EY will centralise power in a new European executive team, in a move that breaks away from the typical model employed by Big Four firms.
The European executive team will pool resources from across the region, the Financial Times first reported.
Big Four firms typically operate a federal model, with profits and resources largely kept within the confines of national firms or small subregions.
Separate legal entities will be retained in each country despite the centralised power, a typical move by the Big Four and one that protects them from liability in on area leaking through to the rest of the business.
People briefed on the plan told the FT that the central European team will decide on partners’ pay, and that it was hoped the move would cut management costs.
The regional grouping will include Germany, France, the Netherlands, Italy, Spain and 20 other western European and north African countries.
The centralised power is scheduled to launched on July 1 and does not include the UK.
Big Four firms have faced criticism that they operate in a way that it global when it suits them, and local when it suits them.
Atul Shah, professor of accounting and finance at City University, told City A.M.: “This is rearranging the deckchairs on the Titanic.
“To regulators, they have always been giving warnings that if you close one down, we will be the Big 3 – so leave us alone, as we are ‘too big to fail’.
“Fundamentally, it’s the leadership culture and aggressively commercial model of these firms which is broken and this cannot be fixed by changing ownership structures.”
In a statement, EY said: “The new Europe West region will allow us to better serve EY clients across this newly combined market.

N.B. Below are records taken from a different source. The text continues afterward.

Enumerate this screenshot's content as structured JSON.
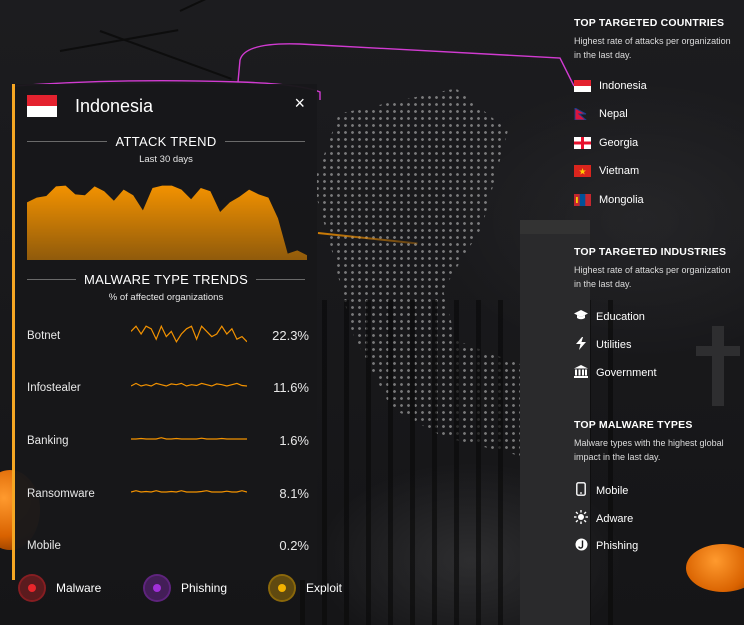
{
  "panel": {
    "country": "Indonesia",
    "close_label": "×",
    "attack_trend": {
      "title": "ATTACK TREND",
      "subtitle": "Last 30 days",
      "fill_color": "#f39200",
      "level": [
        0.72,
        0.78,
        0.8,
        0.92,
        0.93,
        0.82,
        0.81,
        0.92,
        0.86,
        0.74,
        0.88,
        0.81,
        0.62,
        0.9,
        0.93,
        0.93,
        0.88,
        0.76,
        0.9,
        0.86,
        0.6,
        0.72,
        0.79,
        0.88,
        0.82,
        0.78,
        0.52,
        0.08,
        0.12,
        0.06
      ]
    },
    "malware_trends": {
      "title": "MALWARE TYPE TRENDS",
      "subtitle": "% of affected organizations",
      "rows": [
        {
          "name": "Botnet",
          "value": "22.3%",
          "spark": [
            0.6,
            0.8,
            0.5,
            0.8,
            0.7,
            0.3,
            0.8,
            0.4,
            0.6,
            0.2,
            0.5,
            0.7,
            0.8,
            0.3,
            0.8,
            0.6,
            0.4,
            0.5,
            0.8,
            0.5,
            0.7,
            0.3,
            0.4,
            0.2
          ]
        },
        {
          "name": "Infostealer",
          "value": "11.6%",
          "spark": [
            0.5,
            0.6,
            0.5,
            0.55,
            0.5,
            0.6,
            0.55,
            0.5,
            0.58,
            0.55,
            0.6,
            0.5,
            0.55,
            0.52,
            0.6,
            0.55,
            0.5,
            0.58,
            0.55,
            0.5,
            0.55,
            0.6,
            0.52,
            0.5
          ]
        },
        {
          "name": "Banking",
          "value": "1.6%",
          "spark": [
            0.5,
            0.5,
            0.52,
            0.5,
            0.5,
            0.5,
            0.55,
            0.5,
            0.5,
            0.52,
            0.5,
            0.5,
            0.5,
            0.5,
            0.53,
            0.5,
            0.5,
            0.5,
            0.52,
            0.5,
            0.5,
            0.5,
            0.5,
            0.5
          ]
        },
        {
          "name": "Ransomware",
          "value": "8.1%",
          "spark": [
            0.5,
            0.55,
            0.5,
            0.52,
            0.5,
            0.55,
            0.5,
            0.5,
            0.52,
            0.5,
            0.55,
            0.5,
            0.5,
            0.5,
            0.52,
            0.55,
            0.5,
            0.5,
            0.5,
            0.53,
            0.5,
            0.5,
            0.55,
            0.5
          ]
        },
        {
          "name": "Mobile",
          "value": "0.2%",
          "spark": []
        }
      ]
    }
  },
  "countries": {
    "title": "TOP TARGETED COUNTRIES",
    "desc": "Highest rate of attacks per organization in the last day.",
    "items": [
      {
        "name": "Indonesia",
        "flag": "indonesia-flag-icon"
      },
      {
        "name": "Nepal",
        "flag": "nepal-flag-icon"
      },
      {
        "name": "Georgia",
        "flag": "georgia-flag-icon"
      },
      {
        "name": "Vietnam",
        "flag": "vietnam-flag-icon"
      },
      {
        "name": "Mongolia",
        "flag": "mongolia-flag-icon"
      }
    ]
  },
  "industries": {
    "title": "TOP TARGETED INDUSTRIES",
    "desc": "Highest rate of attacks per organization in the last day.",
    "items": [
      {
        "name": "Education",
        "icon": "graduation-cap-icon"
      },
      {
        "name": "Utilities",
        "icon": "lightning-bolt-icon"
      },
      {
        "name": "Government",
        "icon": "government-building-icon"
      }
    ]
  },
  "malware_types": {
    "title": "TOP MALWARE TYPES",
    "desc": "Malware types with the highest global impact in the last day.",
    "items": [
      {
        "name": "Mobile",
        "icon": "mobile-phone-icon"
      },
      {
        "name": "Adware",
        "icon": "adware-burst-icon"
      },
      {
        "name": "Phishing",
        "icon": "phishing-hook-icon"
      }
    ]
  },
  "legend": [
    {
      "label": "Malware",
      "color": "#e8262b"
    },
    {
      "label": "Phishing",
      "color": "#a030d8"
    },
    {
      "label": "Exploit",
      "color": "#f2b100"
    }
  ],
  "colors": {
    "accent": "#f39200",
    "panel_border": "#f5a623",
    "annotation": "#d13bd1"
  }
}
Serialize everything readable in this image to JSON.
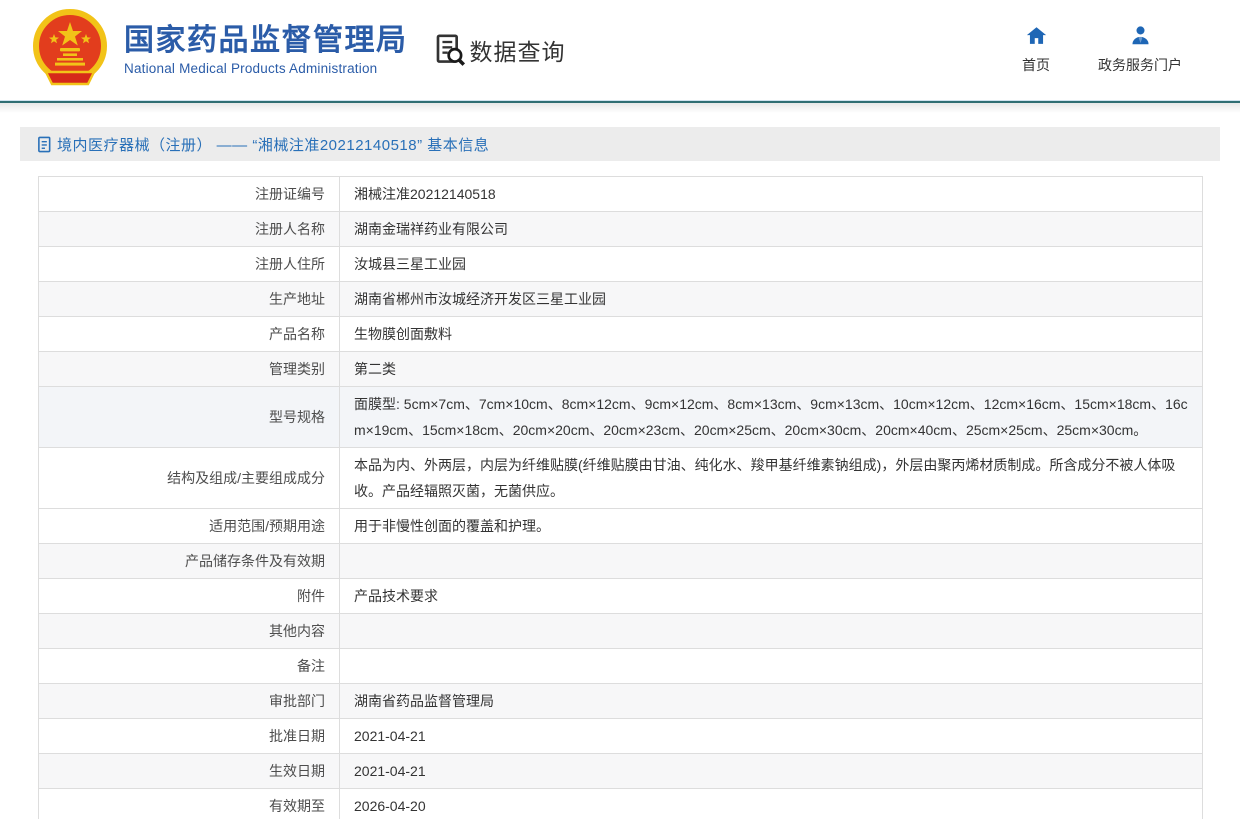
{
  "header": {
    "logo_icon": "china-national-emblem",
    "title_cn": "国家药品监督管理局",
    "title_en": "National Medical Products Administration",
    "section": {
      "icon": "document-search-icon",
      "label": "数据查询"
    },
    "nav": [
      {
        "icon": "home-icon",
        "label": "首页"
      },
      {
        "icon": "user-icon",
        "label": "政务服务门户"
      }
    ]
  },
  "breadcrumb": {
    "icon": "document-icon",
    "text": "境内医疗器械（注册） —— “湘械注准20212140518” 基本信息"
  },
  "colors": {
    "brand_blue": "#2b5ca8",
    "link_blue": "#2970b8",
    "icon_blue": "#1e66b5",
    "teal_rule": "#2f6d72",
    "bar_bg": "#ececec",
    "row_alt": "#f7f7f8",
    "border": "#dddddd"
  },
  "table": {
    "rows": [
      {
        "label": "注册证编号",
        "value": "湘械注准20212140518"
      },
      {
        "label": "注册人名称",
        "value": "湖南金瑞祥药业有限公司"
      },
      {
        "label": "注册人住所",
        "value": "汝城县三星工业园"
      },
      {
        "label": "生产地址",
        "value": "湖南省郴州市汝城经济开发区三星工业园"
      },
      {
        "label": "产品名称",
        "value": "生物膜创面敷料"
      },
      {
        "label": "管理类别",
        "value": "第二类"
      },
      {
        "label": "型号规格",
        "value": "面膜型: 5cm×7cm、7cm×10cm、8cm×12cm、9cm×12cm、8cm×13cm、9cm×13cm、10cm×12cm、12cm×16cm、15cm×18cm、16cm×19cm、15cm×18cm、20cm×20cm、20cm×23cm、20cm×25cm、20cm×30cm、20cm×40cm、25cm×25cm、25cm×30cm。"
      },
      {
        "label": "结构及组成/主要组成成分",
        "value": "本品为内、外两层，内层为纤维贴膜(纤维贴膜由甘油、纯化水、羧甲基纤维素钠组成)，外层由聚丙烯材质制成。所含成分不被人体吸收。产品经辐照灭菌，无菌供应。"
      },
      {
        "label": "适用范围/预期用途",
        "value": "用于非慢性创面的覆盖和护理。"
      },
      {
        "label": "产品储存条件及有效期",
        "value": ""
      },
      {
        "label": "附件",
        "value": "产品技术要求"
      },
      {
        "label": "其他内容",
        "value": ""
      },
      {
        "label": "备注",
        "value": ""
      },
      {
        "label": "审批部门",
        "value": "湖南省药品监督管理局"
      },
      {
        "label": "批准日期",
        "value": "2021-04-21"
      },
      {
        "label": "生效日期",
        "value": "2021-04-21"
      },
      {
        "label": "有效期至",
        "value": "2026-04-20"
      }
    ]
  }
}
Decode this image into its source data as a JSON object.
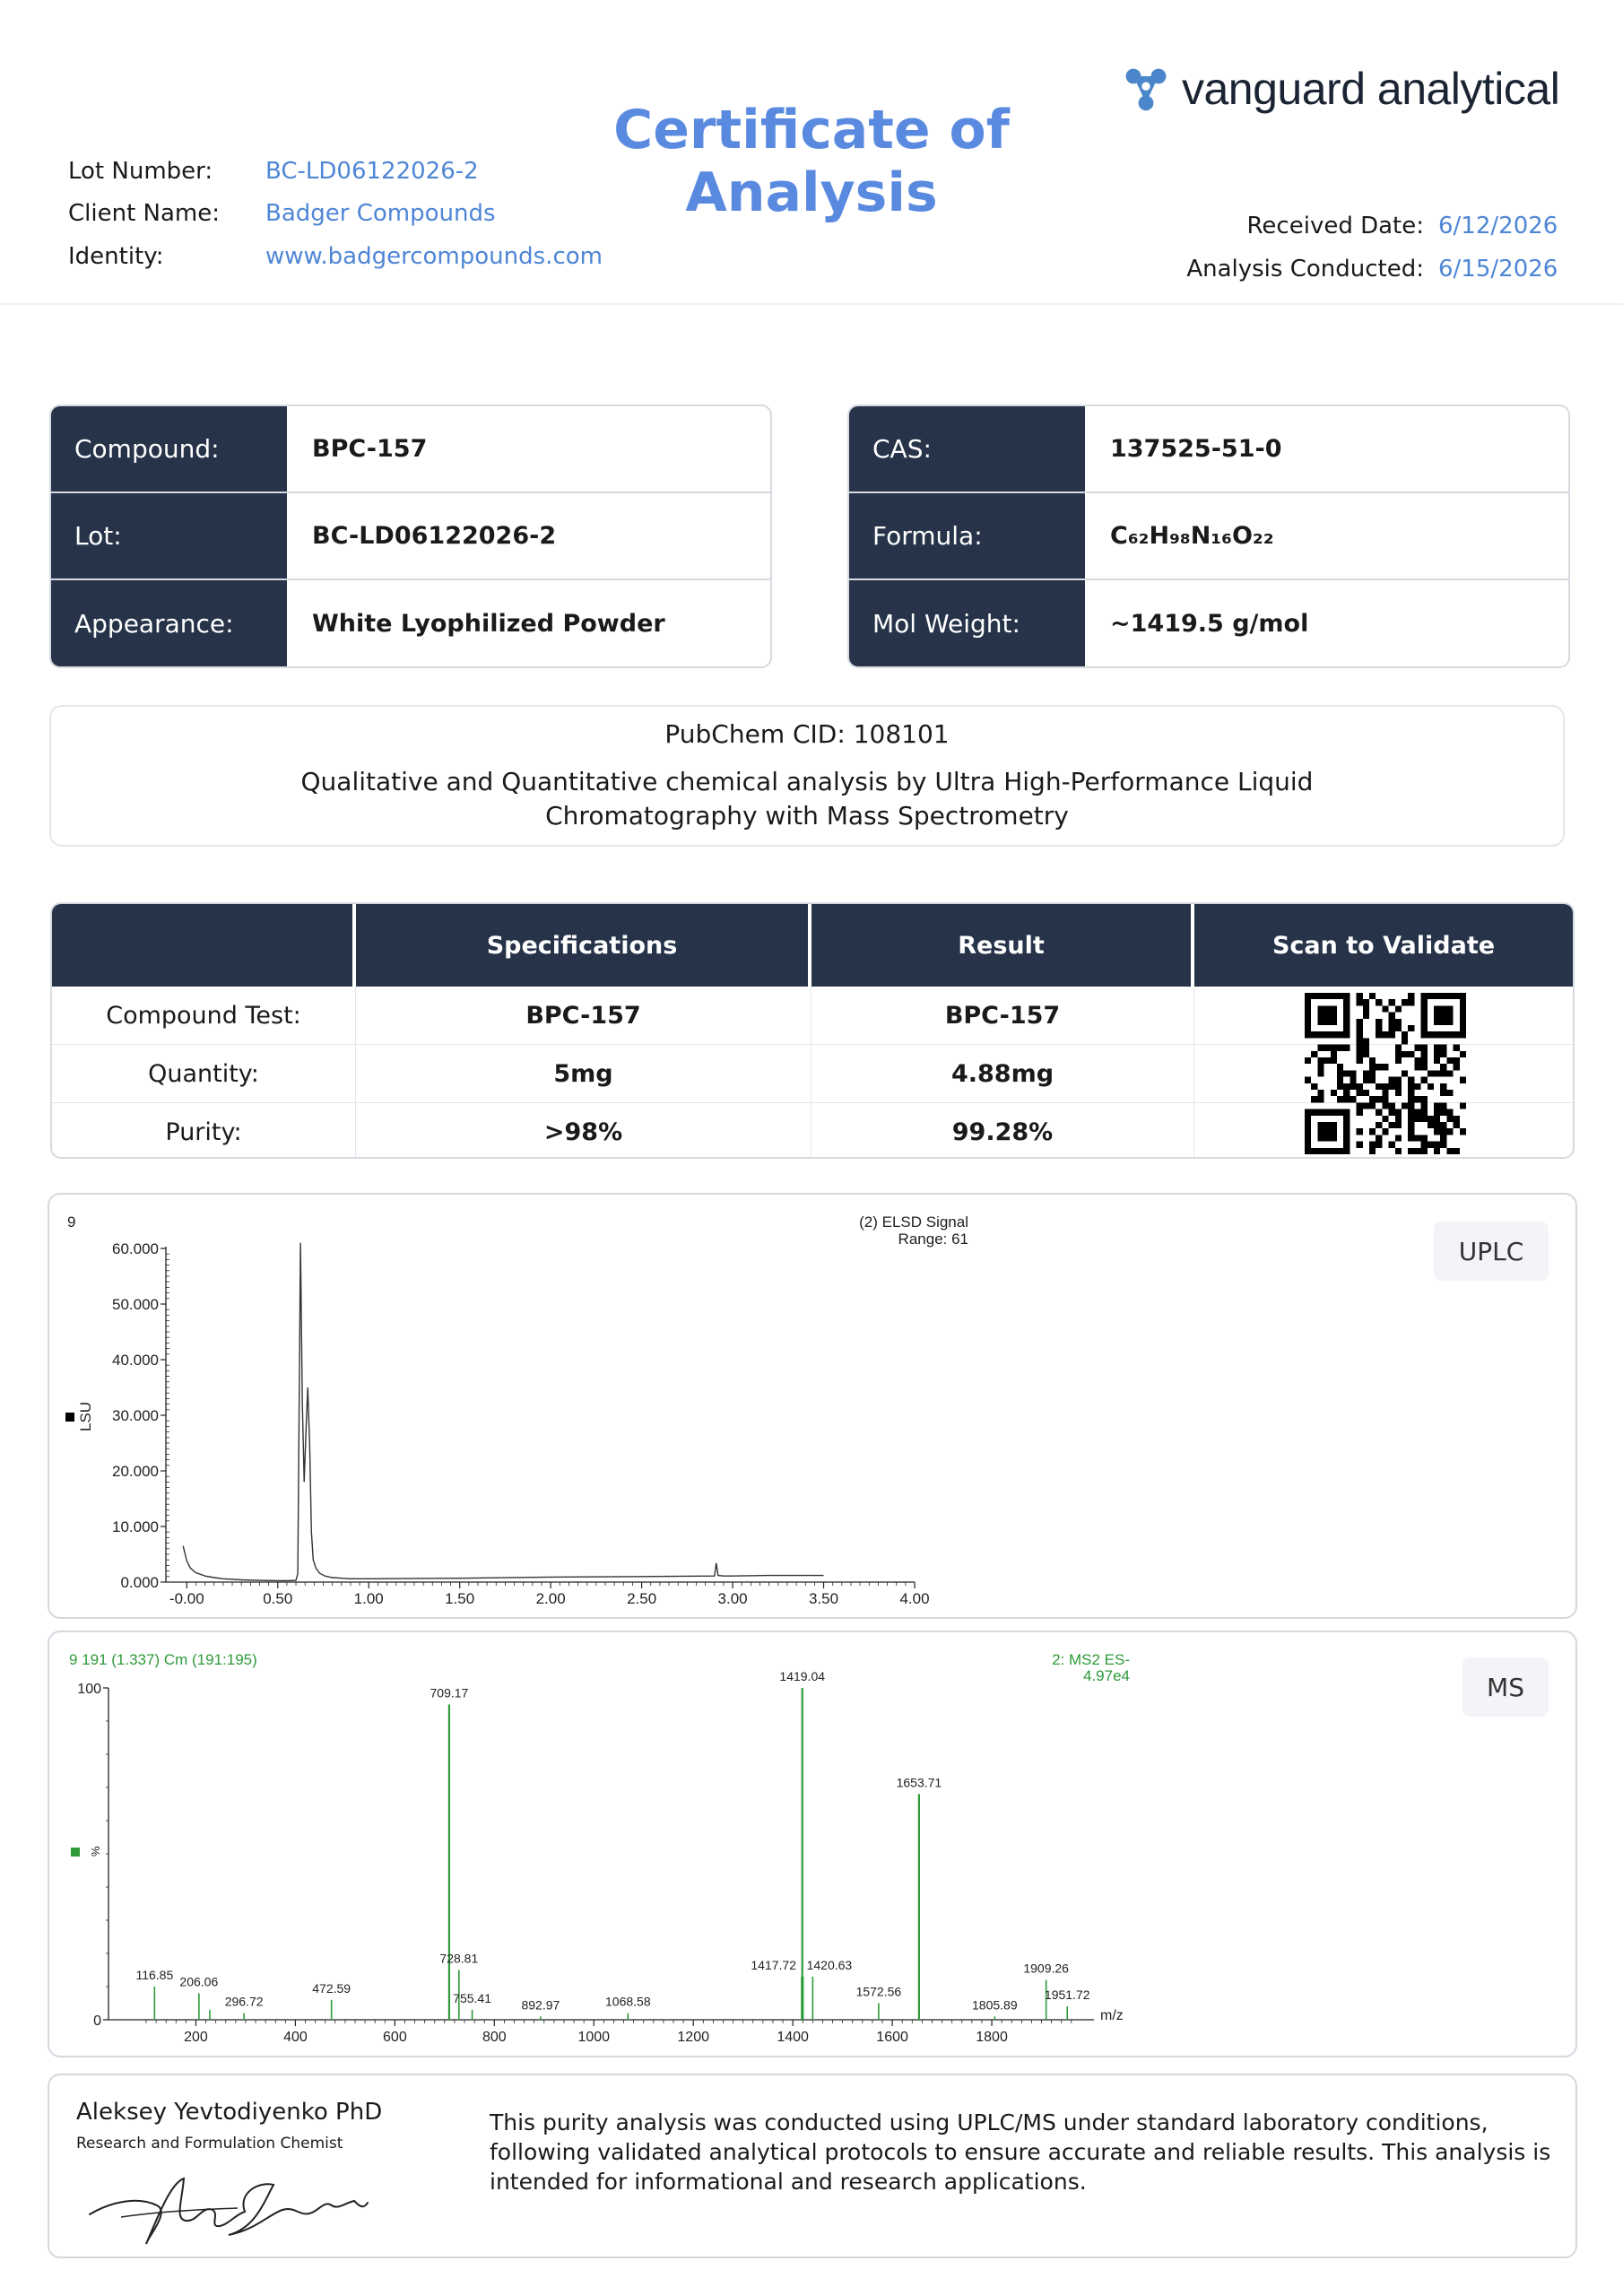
{
  "header": {
    "brand": "vanguard analytical",
    "title": "Certificate of Analysis",
    "lot_label": "Lot Number:",
    "lot_value": "BC-LD06122026-2",
    "client_label": "Client Name:",
    "client_value": "Badger Compounds",
    "identity_label": "Identity:",
    "identity_value": "www.badgercompounds.com",
    "received_label": "Received Date:",
    "received_value": "6/12/2026",
    "analysis_label": "Analysis Conducted:",
    "analysis_value": "6/15/2026"
  },
  "left_info": [
    {
      "label": "Compound:",
      "value": "BPC-157"
    },
    {
      "label": "Lot:",
      "value": "BC-LD06122026-2"
    },
    {
      "label": "Appearance:",
      "value": "White Lyophilized Powder"
    }
  ],
  "right_info": [
    {
      "label": "CAS:",
      "value": "137525-51-0"
    },
    {
      "label": "Formula:",
      "value": "C₆₂H₉₈N₁₆O₂₂"
    },
    {
      "label": "Mol Weight:",
      "value": "~1419.5 g/mol"
    }
  ],
  "pubchem": {
    "cid": "PubChem CID: 108101",
    "method_line1": "Qualitative and Quantitative chemical analysis by Ultra High-Performance Liquid",
    "method_line2": "Chromatography with Mass Spectrometry"
  },
  "results": {
    "headers": [
      "",
      "Specifications",
      "Result",
      "Scan to Validate"
    ],
    "rows": [
      {
        "test": "Compound Test:",
        "spec": "BPC-157",
        "result": "BPC-157"
      },
      {
        "test": "Quantity:",
        "spec": "5mg",
        "result": "4.88mg"
      },
      {
        "test": "Purity:",
        "spec": ">98%",
        "result": "99.28%"
      }
    ]
  },
  "chart_data": [
    {
      "type": "line",
      "tag": "UPLC",
      "trace_id": "9",
      "legend_line1": "(2) ELSD Signal",
      "legend_line2": "Range: 61",
      "ylabel": "LSU",
      "xlim": [
        -0.1,
        4.0
      ],
      "ylim": [
        0,
        60
      ],
      "x_ticks": [
        "-0.00",
        "0.50",
        "1.00",
        "1.50",
        "2.00",
        "2.50",
        "3.00",
        "3.50",
        "4.00"
      ],
      "y_ticks": [
        "0.000",
        "10.000",
        "20.000",
        "30.000",
        "40.000",
        "50.000",
        "60.000"
      ],
      "series": [
        {
          "x": [
            -0.02,
            0.0,
            0.02,
            0.05,
            0.1,
            0.15,
            0.2,
            0.3,
            0.4,
            0.5,
            0.55,
            0.6,
            0.61,
            0.625,
            0.635,
            0.645,
            0.655,
            0.665,
            0.675,
            0.685,
            0.695,
            0.71,
            0.73,
            0.76,
            0.8,
            0.9,
            1.0,
            1.5,
            2.0,
            2.5,
            2.9,
            2.91,
            2.92,
            2.95,
            3.0,
            3.2,
            3.5
          ],
          "y": [
            6.5,
            3.8,
            2.5,
            1.7,
            1.1,
            0.8,
            0.6,
            0.4,
            0.3,
            0.25,
            0.25,
            0.3,
            1.5,
            61.0,
            32.0,
            18.0,
            27.0,
            35.0,
            25.0,
            9.0,
            4.0,
            2.5,
            1.6,
            1.1,
            0.8,
            0.6,
            0.6,
            0.7,
            0.9,
            1.0,
            1.1,
            3.4,
            1.2,
            1.1,
            1.1,
            1.2,
            1.2
          ]
        }
      ]
    },
    {
      "type": "bar",
      "tag": "MS",
      "trace_id": "9 191 (1.337) Cm (191:195)",
      "legend_line1": "2: MS2 ES-",
      "legend_line2": "4.97e4",
      "ylabel": "%",
      "xlabel": "m/z",
      "xlim": [
        100,
        2000
      ],
      "ylim": [
        0,
        100
      ],
      "x_ticks": [
        200,
        400,
        600,
        800,
        1000,
        1200,
        1400,
        1600,
        1800
      ],
      "y_ticks": [
        "0",
        "100"
      ],
      "peaks": [
        {
          "x": 116.85,
          "y": 10,
          "label": "116.85"
        },
        {
          "x": 206.06,
          "y": 8,
          "label": "206.06"
        },
        {
          "x": 228.0,
          "y": 3,
          "label": ""
        },
        {
          "x": 296.72,
          "y": 2,
          "label": "296.72"
        },
        {
          "x": 472.59,
          "y": 6,
          "label": "472.59"
        },
        {
          "x": 709.17,
          "y": 95,
          "label": "709.17"
        },
        {
          "x": 728.81,
          "y": 15,
          "label": "728.81"
        },
        {
          "x": 755.41,
          "y": 3,
          "label": "755.41"
        },
        {
          "x": 892.97,
          "y": 1,
          "label": "892.97"
        },
        {
          "x": 1068.58,
          "y": 2,
          "label": "1068.58"
        },
        {
          "x": 1417.72,
          "y": 13,
          "label": "1417.72"
        },
        {
          "x": 1419.04,
          "y": 100,
          "label": "1419.04"
        },
        {
          "x": 1420.63,
          "y": 13,
          "label": "1420.63"
        },
        {
          "x": 1440.0,
          "y": 13,
          "label": ""
        },
        {
          "x": 1572.56,
          "y": 5,
          "label": "1572.56"
        },
        {
          "x": 1653.71,
          "y": 68,
          "label": "1653.71"
        },
        {
          "x": 1805.89,
          "y": 1,
          "label": "1805.89"
        },
        {
          "x": 1909.26,
          "y": 12,
          "label": "1909.26"
        },
        {
          "x": 1951.72,
          "y": 4,
          "label": "1951.72"
        }
      ]
    }
  ],
  "signature": {
    "name": "Aleksey Yevtodiyenko PhD",
    "role": "Research and Formulation Chemist",
    "statement": "This purity analysis was conducted using UPLC/MS under standard laboratory conditions, following validated analytical protocols to ensure accurate and reliable results. This analysis is intended for informational and research applications."
  },
  "colors": {
    "navy": "#263349",
    "accent_blue": "#5a8ae0",
    "link_blue": "#4f86d6",
    "ms_green": "#2e9a3a"
  }
}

“This will also bring accelerated development of EY people with access to professional mobility, diversity of knowledge and experience.”